### Problem requirements
Should a picture appear anywhere in the data, omit it and copy everything else exactly.

### Dataset content
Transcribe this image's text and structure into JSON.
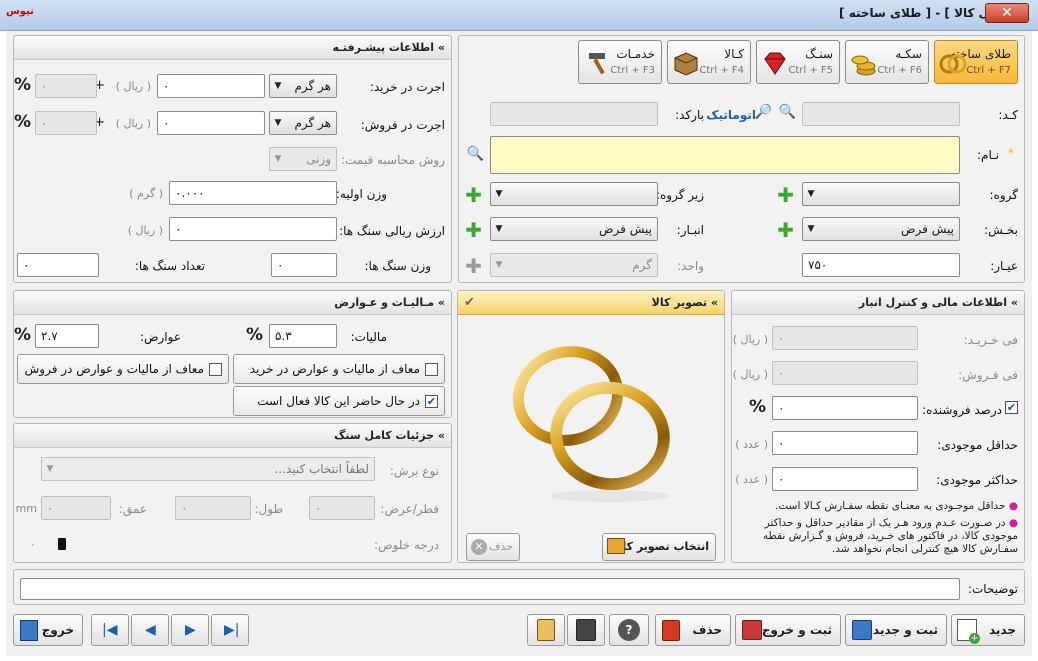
{
  "window": {
    "title": "[ معرفی کالا ] - [ طلای ساخته ]",
    "app_icon": "نیوس",
    "close": "✕"
  },
  "tabs": [
    {
      "label": "طلای ساخته",
      "shortcut": "Ctrl + F7",
      "active": true
    },
    {
      "label": "سکـه",
      "shortcut": "Ctrl + F6",
      "active": false
    },
    {
      "label": "سنـگ",
      "shortcut": "Ctrl + F5",
      "active": false
    },
    {
      "label": "کـالا",
      "shortcut": "Ctrl + F4",
      "active": false
    },
    {
      "label": "خدمـات",
      "shortcut": "Ctrl + F3",
      "active": false
    }
  ],
  "main": {
    "code_label": "کـد:",
    "code_value": "",
    "barcode_label": "بارکد:",
    "auto_label": "اتوماتیک",
    "barcode_value": "",
    "name_label": "نـام:",
    "name_value": "",
    "required_mark": "*",
    "group_label": "گروه:",
    "group_value": "",
    "subgroup_label": "زیر گروه:",
    "subgroup_value": "",
    "section_label": "بخـش:",
    "section_value": "پیش فرض",
    "warehouse_label": "انبـار:",
    "warehouse_value": "پیش فرض",
    "karat_label": "عیـار:",
    "karat_value": "۷۵۰",
    "unit_label": "واحد:",
    "unit_value": "گرم"
  },
  "advanced": {
    "title": "اطلاعات پیشـرفتـه",
    "buy_wage_label": "اجرت در خرید:",
    "buy_wage_mode": "هر گرم",
    "buy_wage_value": "۰",
    "buy_wage_unit": "( ریال )",
    "buy_wage_pct": "۰",
    "sell_wage_label": "اجرت در فروش:",
    "sell_wage_mode": "هر گرم",
    "sell_wage_value": "۰",
    "sell_wage_unit": "( ریال )",
    "sell_wage_pct": "۰",
    "price_method_label": "روش محاسبه قیمت:",
    "price_method_value": "وزنی",
    "initial_weight_label": "وزن اولیه:",
    "initial_weight_value": "۰.۰۰۰",
    "initial_weight_unit": "( گرم )",
    "stone_value_label": "ارزش ریالی سنگ ها:",
    "stone_value_value": "۰",
    "stone_value_unit": "( ریال )",
    "stone_weight_label": "وزن سنگ ها:",
    "stone_weight_value": "۰",
    "stone_count_label": "تعداد سنگ ها:",
    "stone_count_value": "۰"
  },
  "tax": {
    "title": "مـالیـات و عـوارض",
    "tax_label": "مالیات:",
    "tax_value": "۵.۳",
    "duty_label": "عوارض:",
    "duty_value": "۲.۷",
    "exempt_buy": "معاف از مالیات و عوارض در خرید",
    "exempt_buy_checked": false,
    "exempt_sell": "معاف از مالیات و عوارض در فروش",
    "exempt_sell_checked": false,
    "active_label": "در حال حاضر این کالا فعال است",
    "active_checked": true
  },
  "stone": {
    "title": "جزئیات کامل سنگ",
    "cut_label": "نوع برش:",
    "cut_placeholder": "لطفاً انتخاب کنید...",
    "diameter_label": "قطر/عرض:",
    "diameter_value": "۰",
    "length_label": "طول:",
    "length_value": "۰",
    "depth_label": "عمق:",
    "depth_value": "۰",
    "mm": "mm",
    "purity_label": "درجه خلوص:",
    "purity_value": "۰"
  },
  "image": {
    "title": "تصویر کالا",
    "select_btn": "انتخاب تصویر کالا",
    "delete_btn": "حذف"
  },
  "finance": {
    "title": "اطلاعات مالی و کنترل انبار",
    "buy_price_label": "فی خـریـد:",
    "buy_price_value": "۰",
    "buy_price_unit": "( ریال )",
    "sell_price_label": "فی فـروش:",
    "sell_price_value": "۰",
    "sell_price_unit": "( ریال )",
    "seller_pct_label": "درصد فروشنده:",
    "seller_pct_value": "۰",
    "seller_pct_checked": true,
    "min_stock_label": "حداقل موجودی:",
    "min_stock_value": "۰",
    "min_stock_unit": "( عدد )",
    "max_stock_label": "حداکثر موجودی:",
    "max_stock_value": "۰",
    "max_stock_unit": "( عدد )",
    "note1": "حداقل موجـودی به معنـای نقطه سفـارش کـالا است.",
    "note2": "در صـورت عـدم ورود هـر یک از مقادیر حداقل و حداکثر موجودی کالا، در فاکتور های خـرید، فروش و گـزارش نقطه سفـارش کالا هیچ کنترلی انجام نخواهد شد."
  },
  "description": {
    "label": "توضیحات:",
    "value": ""
  },
  "footer": {
    "new": "جدید",
    "save_new": "ثبت و جدید",
    "save_exit": "ثبت و خروج",
    "delete": "حذف",
    "exit": "خروج"
  },
  "colors": {
    "accent": "#f6b73a",
    "titlebar": "#b4cce8",
    "name_bg": "#fffbc2",
    "plus": "#3aa636"
  }
}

### Response area
Transcribe this image's text and structure into JSON.
{
  "window": {
    "title": "[ معرفی کالا ] - [ طلای ساخته ]",
    "app_icon": "نیوس",
    "close": "✕"
  },
  "tabs": [
    {
      "label": "طلای ساخته",
      "shortcut": "Ctrl + F7",
      "active": true
    },
    {
      "label": "سکـه",
      "shortcut": "Ctrl + F6",
      "active": false
    },
    {
      "label": "سنـگ",
      "shortcut": "Ctrl + F5",
      "active": false
    },
    {
      "label": "کـالا",
      "shortcut": "Ctrl + F4",
      "active": false
    },
    {
      "label": "خدمـات",
      "shortcut": "Ctrl + F3",
      "active": false
    }
  ],
  "main": {
    "code_label": "کـد:",
    "code_value": "",
    "barcode_label": "بارکد:",
    "auto_label": "اتوماتیک",
    "barcode_value": "",
    "name_label": "نـام:",
    "name_value": "",
    "required_mark": "*",
    "group_label": "گروه:",
    "group_value": "",
    "subgroup_label": "زیر گروه:",
    "subgroup_value": "",
    "section_label": "بخـش:",
    "section_value": "پیش فرض",
    "warehouse_label": "انبـار:",
    "warehouse_value": "پیش فرض",
    "karat_label": "عیـار:",
    "karat_value": "۷۵۰",
    "unit_label": "واحد:",
    "unit_value": "گرم"
  },
  "advanced": {
    "title": "اطلاعات پیشـرفتـه",
    "buy_wage_label": "اجرت در خرید:",
    "buy_wage_mode": "هر گرم",
    "buy_wage_value": "۰",
    "buy_wage_unit": "( ریال )",
    "buy_wage_pct": "۰",
    "sell_wage_label": "اجرت در فروش:",
    "sell_wage_mode": "هر گرم",
    "sell_wage_value": "۰",
    "sell_wage_unit": "( ریال )",
    "sell_wage_pct": "۰",
    "price_method_label": "روش محاسبه قیمت:",
    "price_method_value": "وزنی",
    "initial_weight_label": "وزن اولیه:",
    "initial_weight_value": "۰.۰۰۰",
    "initial_weight_unit": "( گرم )",
    "stone_value_label": "ارزش ریالی سنگ ها:",
    "stone_value_value": "۰",
    "stone_value_unit": "( ریال )",
    "stone_weight_label": "وزن سنگ ها:",
    "stone_weight_value": "۰",
    "stone_count_label": "تعداد سنگ ها:",
    "stone_count_value": "۰"
  },
  "tax": {
    "title": "مـالیـات و عـوارض",
    "tax_label": "مالیات:",
    "tax_value": "۵.۳",
    "duty_label": "عوارض:",
    "duty_value": "۲.۷",
    "exempt_buy": "معاف از مالیات و عوارض در خرید",
    "exempt_buy_checked": false,
    "exempt_sell": "معاف از مالیات و عوارض در فروش",
    "exempt_sell_checked": false,
    "active_label": "در حال حاضر این کالا فعال است",
    "active_checked": true
  },
  "stone": {
    "title": "جزئیات کامل سنگ",
    "cut_label": "نوع برش:",
    "cut_placeholder": "لطفاً انتخاب کنید...",
    "diameter_label": "قطر/عرض:",
    "diameter_value": "۰",
    "length_label": "طول:",
    "length_value": "۰",
    "depth_label": "عمق:",
    "depth_value": "۰",
    "mm": "mm",
    "purity_label": "درجه خلوص:",
    "purity_value": "۰"
  },
  "image": {
    "title": "تصویر کالا",
    "select_btn": "انتخاب تصویر کالا",
    "delete_btn": "حذف"
  },
  "finance": {
    "title": "اطلاعات مالی و کنترل انبار",
    "buy_price_label": "فی خـریـد:",
    "buy_price_value": "۰",
    "buy_price_unit": "( ریال )",
    "sell_price_label": "فی فـروش:",
    "sell_price_value": "۰",
    "sell_price_unit": "( ریال )",
    "seller_pct_label": "درصد فروشنده:",
    "seller_pct_value": "۰",
    "seller_pct_checked": true,
    "min_stock_label": "حداقل موجودی:",
    "min_stock_value": "۰",
    "min_stock_unit": "( عدد )",
    "max_stock_label": "حداکثر موجودی:",
    "max_stock_value": "۰",
    "max_stock_unit": "( عدد )",
    "note1": "حداقل موجـودی به معنـای نقطه سفـارش کـالا است.",
    "note2": "در صـورت عـدم ورود هـر یک از مقادیر حداقل و حداکثر موجودی کالا، در فاکتور های خـرید، فروش و گـزارش نقطه سفـارش کالا هیچ کنترلی انجام نخواهد شد."
  },
  "description": {
    "label": "توضیحات:",
    "value": ""
  },
  "footer": {
    "new": "جدید",
    "save_new": "ثبت و جدید",
    "save_exit": "ثبت و خروج",
    "delete": "حذف",
    "exit": "خروج"
  },
  "colors": {
    "accent": "#f6b73a",
    "titlebar": "#b4cce8",
    "name_bg": "#fffbc2",
    "plus": "#3aa636"
  }
}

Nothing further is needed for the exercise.